- I wasn't anywhere near impressed with Bryan Scott on the evening. His run defense wasn't up to his usual standard, and far more troubling, he was torched a couple of times in coverage by second-year TE Jermichael Finley (who is going to be a star in Green Bay). He had a batted ball in the second quarter on a blitz, but that was a bad decision by third-string QB Brian Brohm. I've seen much better out of him.
- Speaking of safeties, they all were pretty terrible. Donte Whitner still doesn't look completely comfortable playing deep in coverage; he has had some nice fills in run support from his free safety position, but looks a little slow to react in coverage. Meanwhile, Scott, Ko Simpson and George Wilson - who aren't in the same league as Whitner athletically - look completely outclassed covering tight ends and slot receivers. I'll watch Jairus Byrd closely later this evening, but boy, it'd be nice to get his athleticism into the lineup sooner rather than later.
- On penalties: most were pretty blatant. Ellison and CB Ellis Lankster both had very obvious, very untimely pass interference penalties. Schobel lined up offsides on one play - a penalty that shouldn't have counted, given that Packers WR Jordy Nelson moved toward the line of scrimmage prior to the snap, which should have been a false start/illegal procedure.

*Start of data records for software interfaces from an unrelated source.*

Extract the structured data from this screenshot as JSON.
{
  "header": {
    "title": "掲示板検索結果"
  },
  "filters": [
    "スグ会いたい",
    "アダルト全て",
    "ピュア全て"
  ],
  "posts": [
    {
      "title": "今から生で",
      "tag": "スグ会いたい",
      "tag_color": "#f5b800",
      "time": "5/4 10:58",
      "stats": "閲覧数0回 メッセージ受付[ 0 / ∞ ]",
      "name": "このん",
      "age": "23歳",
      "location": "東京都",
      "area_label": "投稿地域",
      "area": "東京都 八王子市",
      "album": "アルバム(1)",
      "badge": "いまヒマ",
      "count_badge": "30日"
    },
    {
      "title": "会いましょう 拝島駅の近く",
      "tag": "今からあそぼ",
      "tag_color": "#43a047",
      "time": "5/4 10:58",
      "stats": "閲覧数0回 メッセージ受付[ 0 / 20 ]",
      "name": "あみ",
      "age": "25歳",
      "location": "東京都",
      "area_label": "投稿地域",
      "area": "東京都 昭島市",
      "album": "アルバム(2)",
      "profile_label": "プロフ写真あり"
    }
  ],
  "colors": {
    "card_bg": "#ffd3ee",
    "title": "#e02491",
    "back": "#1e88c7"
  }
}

Dick Jauron was pretty miffed about that, and got on the refs for it.
All in all, it was sloppy. It's no secret that this Bills defense isn't the type to acquit the offense very often when the offense sets it up to fail. This defense can make plays when they have leads and can get a little undisciplined, but it's not a defense built to carry the team on its shoulders. The offense needs to do its part to make this a dependable defensive unit. That clearly didn't happen in Green Bay.